Premier Kathleen Wynne is stepping up her attacks on Conservative Leader Stephen Harper as the federal election battle enters its final days.
With a fortnight to go until the Oct. 19 vote, Wynne used an Empire Club speech Monday to urge Canadians to cast ballots for Justin Trudeau’s Liberals.
Never mentioning Harper by name during her 26-minute address to 600 people at the Hilton Hotel, the Liberal premier said his Tories are “a party that is out of ideas and out of touch” on retirement security, federal-provincial co-operation, aboriginal issues and the environment.
“To be blunt, we cannot afford another decade of inaction,” she said, referring to the need for Ottawa to take the lead on measures to reduce greenhouse gas emissions that contribute to climate change.
“So far, almost all of Canada’s momentum on the climate change file has been generated by the provinces.”
Wynne said she hoped the next prime minister would be “willing to accompany the premiers to this fall’s Paris conference on climate change” so Canada can present a united front on tackling the issue.
“Sub-national governments are not waiting to be told that it is time to act — we are showing the way … but we need national leadership as well.”
The premier also repeated her call for a national inquiry into missing and murdered indigenous women and girls, which Harper has resisted.
“All of this requires an understanding of past wrongs and a commitment to change,” said Wynne.
Her voice dripping with scorn, she chided the Tories for trying to derail the Ontario Retirement Pension Plan that was a cornerstone of her election platform in June 2014.
“When a prime minister declares he is ‘delighted’ to thwart the will of a duly elected government with a mandate to improve retirement security … you’re darn right I’m going to fight back.”
Ontario only forged ahead with its own mandatory public scheme to complement the Canada Pension Plan because of “the lack of leadership from the federal government,” she explained.
“I find myself astonished listening to some of the voices on the federal campaign trail.
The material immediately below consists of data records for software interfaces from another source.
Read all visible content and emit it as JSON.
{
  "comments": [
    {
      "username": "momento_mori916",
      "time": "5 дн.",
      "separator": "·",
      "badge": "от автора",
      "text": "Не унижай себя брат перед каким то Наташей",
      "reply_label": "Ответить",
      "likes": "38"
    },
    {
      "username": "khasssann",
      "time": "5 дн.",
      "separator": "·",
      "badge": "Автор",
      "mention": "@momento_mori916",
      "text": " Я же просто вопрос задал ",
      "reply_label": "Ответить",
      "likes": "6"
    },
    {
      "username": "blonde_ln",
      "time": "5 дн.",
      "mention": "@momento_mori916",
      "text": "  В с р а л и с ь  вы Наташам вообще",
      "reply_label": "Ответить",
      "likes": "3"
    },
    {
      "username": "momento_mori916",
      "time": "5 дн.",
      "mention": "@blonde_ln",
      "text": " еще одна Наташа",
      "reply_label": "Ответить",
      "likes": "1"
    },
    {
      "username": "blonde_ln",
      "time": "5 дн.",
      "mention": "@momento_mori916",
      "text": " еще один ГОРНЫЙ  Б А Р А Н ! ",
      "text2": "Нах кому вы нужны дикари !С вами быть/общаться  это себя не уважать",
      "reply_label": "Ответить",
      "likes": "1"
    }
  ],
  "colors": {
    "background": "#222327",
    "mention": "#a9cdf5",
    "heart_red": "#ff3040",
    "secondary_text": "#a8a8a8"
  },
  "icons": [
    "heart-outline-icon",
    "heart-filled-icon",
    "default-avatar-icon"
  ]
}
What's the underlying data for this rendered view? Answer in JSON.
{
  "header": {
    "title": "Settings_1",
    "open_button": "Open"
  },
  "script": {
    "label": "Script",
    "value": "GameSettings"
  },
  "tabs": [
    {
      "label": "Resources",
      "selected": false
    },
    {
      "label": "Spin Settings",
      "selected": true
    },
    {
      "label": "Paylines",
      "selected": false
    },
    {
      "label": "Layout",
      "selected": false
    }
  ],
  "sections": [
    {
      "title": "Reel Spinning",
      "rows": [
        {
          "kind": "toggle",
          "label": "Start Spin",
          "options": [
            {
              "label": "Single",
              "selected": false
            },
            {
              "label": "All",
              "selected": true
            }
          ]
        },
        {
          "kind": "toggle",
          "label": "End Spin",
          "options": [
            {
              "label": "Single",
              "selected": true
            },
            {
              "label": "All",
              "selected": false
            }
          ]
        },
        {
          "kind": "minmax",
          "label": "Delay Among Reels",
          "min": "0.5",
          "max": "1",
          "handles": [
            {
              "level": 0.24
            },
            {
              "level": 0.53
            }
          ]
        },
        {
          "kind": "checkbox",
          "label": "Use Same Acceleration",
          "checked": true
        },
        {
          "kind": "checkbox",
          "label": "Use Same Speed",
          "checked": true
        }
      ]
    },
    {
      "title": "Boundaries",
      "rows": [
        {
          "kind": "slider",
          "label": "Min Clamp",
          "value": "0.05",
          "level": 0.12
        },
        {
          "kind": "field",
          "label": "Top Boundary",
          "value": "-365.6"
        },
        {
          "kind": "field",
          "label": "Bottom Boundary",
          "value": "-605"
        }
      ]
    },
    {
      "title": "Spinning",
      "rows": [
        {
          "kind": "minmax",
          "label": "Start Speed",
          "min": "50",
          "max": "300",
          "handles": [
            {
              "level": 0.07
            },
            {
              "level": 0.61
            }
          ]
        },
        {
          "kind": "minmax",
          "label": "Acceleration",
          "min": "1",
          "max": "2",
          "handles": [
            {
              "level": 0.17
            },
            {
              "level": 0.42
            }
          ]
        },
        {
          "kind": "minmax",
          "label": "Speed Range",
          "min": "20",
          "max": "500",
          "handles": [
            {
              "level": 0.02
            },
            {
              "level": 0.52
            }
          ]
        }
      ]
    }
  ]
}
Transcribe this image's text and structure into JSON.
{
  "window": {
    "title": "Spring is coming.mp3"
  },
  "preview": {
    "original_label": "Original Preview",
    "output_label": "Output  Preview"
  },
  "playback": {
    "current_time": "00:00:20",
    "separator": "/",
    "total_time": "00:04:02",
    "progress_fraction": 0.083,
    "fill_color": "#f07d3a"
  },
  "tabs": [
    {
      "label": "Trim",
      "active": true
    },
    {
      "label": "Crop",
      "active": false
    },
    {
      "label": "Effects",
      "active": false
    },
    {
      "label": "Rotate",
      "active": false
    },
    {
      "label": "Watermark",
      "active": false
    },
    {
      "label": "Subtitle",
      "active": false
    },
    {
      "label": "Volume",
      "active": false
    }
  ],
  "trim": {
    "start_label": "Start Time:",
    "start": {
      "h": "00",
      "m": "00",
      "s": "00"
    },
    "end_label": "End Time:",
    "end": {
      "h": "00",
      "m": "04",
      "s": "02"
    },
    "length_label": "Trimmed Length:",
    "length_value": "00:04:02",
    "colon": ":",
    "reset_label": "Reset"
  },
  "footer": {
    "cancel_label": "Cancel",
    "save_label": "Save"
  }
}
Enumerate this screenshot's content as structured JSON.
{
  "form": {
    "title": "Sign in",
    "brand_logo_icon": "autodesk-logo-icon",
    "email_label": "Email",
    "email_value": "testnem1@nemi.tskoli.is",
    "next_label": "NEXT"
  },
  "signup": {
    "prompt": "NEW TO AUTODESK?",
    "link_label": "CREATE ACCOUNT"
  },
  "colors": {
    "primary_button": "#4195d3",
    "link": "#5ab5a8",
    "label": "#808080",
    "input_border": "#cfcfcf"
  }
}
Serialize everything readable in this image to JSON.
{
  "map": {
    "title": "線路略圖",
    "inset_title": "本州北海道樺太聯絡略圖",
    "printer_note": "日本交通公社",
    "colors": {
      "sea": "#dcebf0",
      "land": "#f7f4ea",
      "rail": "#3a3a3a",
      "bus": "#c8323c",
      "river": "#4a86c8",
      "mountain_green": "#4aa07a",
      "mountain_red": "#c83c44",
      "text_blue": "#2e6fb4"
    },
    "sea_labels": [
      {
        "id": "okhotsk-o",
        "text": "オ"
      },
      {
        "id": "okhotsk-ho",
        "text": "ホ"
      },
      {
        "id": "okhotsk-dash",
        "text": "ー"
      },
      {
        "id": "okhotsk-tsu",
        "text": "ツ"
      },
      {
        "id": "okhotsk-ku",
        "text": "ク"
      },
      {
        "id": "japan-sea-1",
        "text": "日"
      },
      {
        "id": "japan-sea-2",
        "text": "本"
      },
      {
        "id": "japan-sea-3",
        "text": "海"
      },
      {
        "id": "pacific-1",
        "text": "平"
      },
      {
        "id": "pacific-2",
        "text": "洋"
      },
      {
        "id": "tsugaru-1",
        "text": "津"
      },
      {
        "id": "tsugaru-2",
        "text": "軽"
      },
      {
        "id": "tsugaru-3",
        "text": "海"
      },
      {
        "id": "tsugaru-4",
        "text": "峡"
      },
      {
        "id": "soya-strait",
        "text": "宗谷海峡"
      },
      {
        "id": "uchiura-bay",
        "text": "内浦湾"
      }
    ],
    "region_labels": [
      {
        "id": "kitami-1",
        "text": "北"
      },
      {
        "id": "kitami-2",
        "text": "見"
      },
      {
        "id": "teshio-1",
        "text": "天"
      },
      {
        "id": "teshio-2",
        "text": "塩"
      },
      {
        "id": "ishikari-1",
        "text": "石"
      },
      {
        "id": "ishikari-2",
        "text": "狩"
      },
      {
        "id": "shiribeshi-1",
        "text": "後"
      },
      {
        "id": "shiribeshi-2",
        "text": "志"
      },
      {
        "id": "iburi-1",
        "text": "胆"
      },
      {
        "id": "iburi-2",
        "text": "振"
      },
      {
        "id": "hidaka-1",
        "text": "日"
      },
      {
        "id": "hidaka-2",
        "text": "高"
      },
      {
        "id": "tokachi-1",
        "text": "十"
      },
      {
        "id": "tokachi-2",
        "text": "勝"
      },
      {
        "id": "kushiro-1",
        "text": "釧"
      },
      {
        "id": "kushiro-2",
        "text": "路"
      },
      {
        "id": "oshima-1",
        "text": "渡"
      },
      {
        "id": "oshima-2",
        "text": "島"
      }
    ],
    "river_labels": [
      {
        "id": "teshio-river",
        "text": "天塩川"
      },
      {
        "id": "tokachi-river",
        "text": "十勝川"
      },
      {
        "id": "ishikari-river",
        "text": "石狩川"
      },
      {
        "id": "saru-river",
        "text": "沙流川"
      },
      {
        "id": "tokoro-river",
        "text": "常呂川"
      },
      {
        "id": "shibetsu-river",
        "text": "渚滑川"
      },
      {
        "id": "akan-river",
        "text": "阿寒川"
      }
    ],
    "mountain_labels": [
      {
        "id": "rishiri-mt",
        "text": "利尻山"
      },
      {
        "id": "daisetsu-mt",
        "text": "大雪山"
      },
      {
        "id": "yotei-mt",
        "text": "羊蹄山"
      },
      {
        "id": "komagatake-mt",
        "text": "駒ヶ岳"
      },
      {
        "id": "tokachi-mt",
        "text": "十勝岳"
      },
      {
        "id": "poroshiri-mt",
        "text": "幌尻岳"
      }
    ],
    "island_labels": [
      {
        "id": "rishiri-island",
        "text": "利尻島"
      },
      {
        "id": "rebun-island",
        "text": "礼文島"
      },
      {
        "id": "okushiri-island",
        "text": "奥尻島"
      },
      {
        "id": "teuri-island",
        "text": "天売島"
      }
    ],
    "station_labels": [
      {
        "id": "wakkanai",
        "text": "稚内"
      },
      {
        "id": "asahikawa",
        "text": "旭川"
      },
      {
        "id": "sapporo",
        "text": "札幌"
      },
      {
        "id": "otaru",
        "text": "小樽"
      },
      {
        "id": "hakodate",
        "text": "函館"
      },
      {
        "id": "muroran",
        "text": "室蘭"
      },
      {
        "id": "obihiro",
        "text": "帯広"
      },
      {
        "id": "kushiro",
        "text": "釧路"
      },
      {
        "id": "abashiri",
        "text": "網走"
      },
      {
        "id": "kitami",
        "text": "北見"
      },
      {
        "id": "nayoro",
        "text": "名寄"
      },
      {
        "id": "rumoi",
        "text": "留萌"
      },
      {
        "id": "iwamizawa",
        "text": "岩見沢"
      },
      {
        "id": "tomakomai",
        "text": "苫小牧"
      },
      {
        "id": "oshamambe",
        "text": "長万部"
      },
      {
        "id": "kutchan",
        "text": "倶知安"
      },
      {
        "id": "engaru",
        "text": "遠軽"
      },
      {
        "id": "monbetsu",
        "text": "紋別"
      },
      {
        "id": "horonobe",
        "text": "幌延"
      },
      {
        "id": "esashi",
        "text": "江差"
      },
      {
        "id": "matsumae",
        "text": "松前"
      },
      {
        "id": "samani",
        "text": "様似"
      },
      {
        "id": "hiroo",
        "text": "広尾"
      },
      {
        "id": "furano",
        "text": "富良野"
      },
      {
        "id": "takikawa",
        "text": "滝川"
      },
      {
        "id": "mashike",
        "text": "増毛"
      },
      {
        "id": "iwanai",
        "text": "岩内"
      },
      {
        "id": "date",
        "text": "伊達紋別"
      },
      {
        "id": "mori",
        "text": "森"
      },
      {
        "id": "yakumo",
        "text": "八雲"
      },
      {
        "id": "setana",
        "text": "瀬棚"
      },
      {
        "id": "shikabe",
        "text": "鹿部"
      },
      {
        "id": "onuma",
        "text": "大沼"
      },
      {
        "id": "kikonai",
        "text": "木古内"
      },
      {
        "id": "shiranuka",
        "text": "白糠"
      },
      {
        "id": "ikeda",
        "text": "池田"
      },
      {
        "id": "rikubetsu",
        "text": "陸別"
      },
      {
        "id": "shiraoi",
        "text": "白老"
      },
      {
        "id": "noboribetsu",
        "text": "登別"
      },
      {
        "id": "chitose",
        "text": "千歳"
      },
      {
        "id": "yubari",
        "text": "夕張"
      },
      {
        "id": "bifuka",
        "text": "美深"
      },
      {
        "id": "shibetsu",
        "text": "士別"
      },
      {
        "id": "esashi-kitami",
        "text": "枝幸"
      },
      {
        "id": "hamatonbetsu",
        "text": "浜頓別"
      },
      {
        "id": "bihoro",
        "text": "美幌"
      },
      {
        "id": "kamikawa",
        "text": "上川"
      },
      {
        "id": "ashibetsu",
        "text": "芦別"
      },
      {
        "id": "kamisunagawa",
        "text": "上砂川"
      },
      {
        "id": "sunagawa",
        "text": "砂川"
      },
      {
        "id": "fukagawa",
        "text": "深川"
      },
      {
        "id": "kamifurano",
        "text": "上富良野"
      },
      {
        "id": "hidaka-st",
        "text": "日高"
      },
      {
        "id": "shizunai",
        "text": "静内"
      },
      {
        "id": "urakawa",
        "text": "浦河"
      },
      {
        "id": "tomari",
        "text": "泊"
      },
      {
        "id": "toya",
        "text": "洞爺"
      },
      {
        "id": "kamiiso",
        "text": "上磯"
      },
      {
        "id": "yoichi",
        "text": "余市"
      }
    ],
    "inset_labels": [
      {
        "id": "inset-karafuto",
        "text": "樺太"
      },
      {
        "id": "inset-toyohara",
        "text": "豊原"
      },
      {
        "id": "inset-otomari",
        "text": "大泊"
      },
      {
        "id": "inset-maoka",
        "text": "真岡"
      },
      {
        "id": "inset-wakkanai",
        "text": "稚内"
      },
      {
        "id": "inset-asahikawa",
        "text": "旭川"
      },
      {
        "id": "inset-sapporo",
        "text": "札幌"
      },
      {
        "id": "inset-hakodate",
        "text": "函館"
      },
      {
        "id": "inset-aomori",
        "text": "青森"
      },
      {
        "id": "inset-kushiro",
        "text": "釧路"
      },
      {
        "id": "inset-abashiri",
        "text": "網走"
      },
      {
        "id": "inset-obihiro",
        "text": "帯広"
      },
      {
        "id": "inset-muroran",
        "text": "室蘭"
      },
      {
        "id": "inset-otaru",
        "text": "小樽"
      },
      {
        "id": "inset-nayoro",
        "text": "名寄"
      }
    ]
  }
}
Only the truly short-sighted could look at a pension contribution and describe it as a tax. We know better. You know better.”
Significantly, Wynne did not criticize Harper over international trade policy on the day Canada signed the Trans-Pacific Partnership agreement.
Speaking to reporters after her speech, the premier said while she had “concerns” about the deal’s impact on Ontario’s auto sector, she supports expanding free trade.
“We can’t walk away from those markets. It’s just unrealistic to suggest that we can compete in the global economy and ignore all of the countries that are in the Trans Pacific agreement,” she said, noting she will soon leave for her second trade mission to China in the past year.
“We’re balancing concern for some of our industries … but the flip side of that … we know that we need access to those markets. We know that we need to seize this opportunity.”